Another limitation is that the present project proposed a system without doing much to defend it. On the one hand, there may be objections from moral intuition, according to which Kantianism for Animals has unacceptable implications. Seeking a reflective equilibrium between the Kantian framework and moral intuitions was never Kant’s goal, nor was it mine in this book. But to object to some of the framework’s upshots and then modify its claims to find an equilibrium can still be fruitful for theory-formation in animal ethics. Kantianism for Animals is not intended to be the final destination of moral theory. It is another ‘base camp’ from which to launch theoretical expeditions.

On the other hand, there may be theoretical objections from the perspective of other approaches. Though I have pointed out differences between Kantianism for Animals and utilitarianism and various views in animal and environmental ethics (Chaps. 7, 8, 9, and 10), I have not always provided an explanation why it is Kantianism for Animals that should strike us as more compelling. This kind of juxtaposition and comparative evaluation can be just as worthwhile as testing Kantianism for Animals against moral intuitions. The point of this book was to put Kantianism for Animals on the table in the first place.

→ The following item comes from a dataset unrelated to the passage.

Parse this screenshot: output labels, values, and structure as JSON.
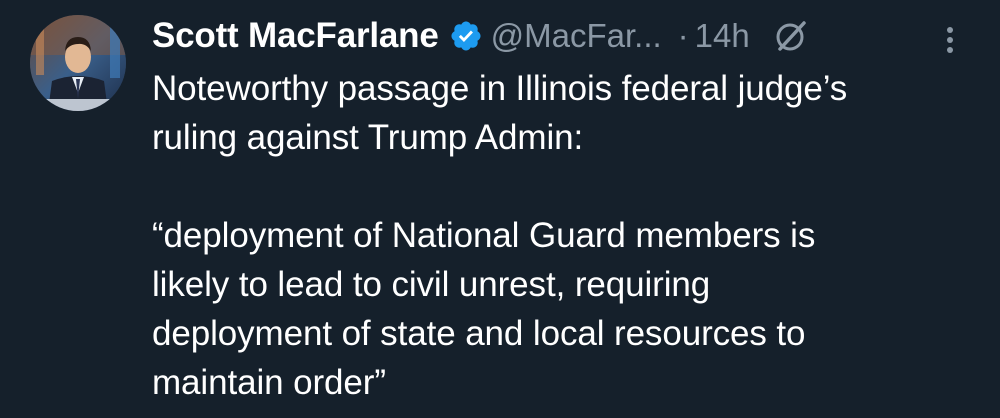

Finally, it has become clear over the course of this book that there are many more issues on which a Kantian-for-Animals position can be developed. By discussing animal use, meat eating, and environmental protections, I have picked out three issues that are particularly prominent and important. But of course, I have left out many others. What might a Kantian-for-Animals say about animal euthanasia, wild animal suffering, moral education regarding animals, the ethics of captivity, or pet-keeping? I hope to have shown that Kantianism for Animals offers abundant resources to tackle such issues and that the views it produces are often original, stringent, and compelling.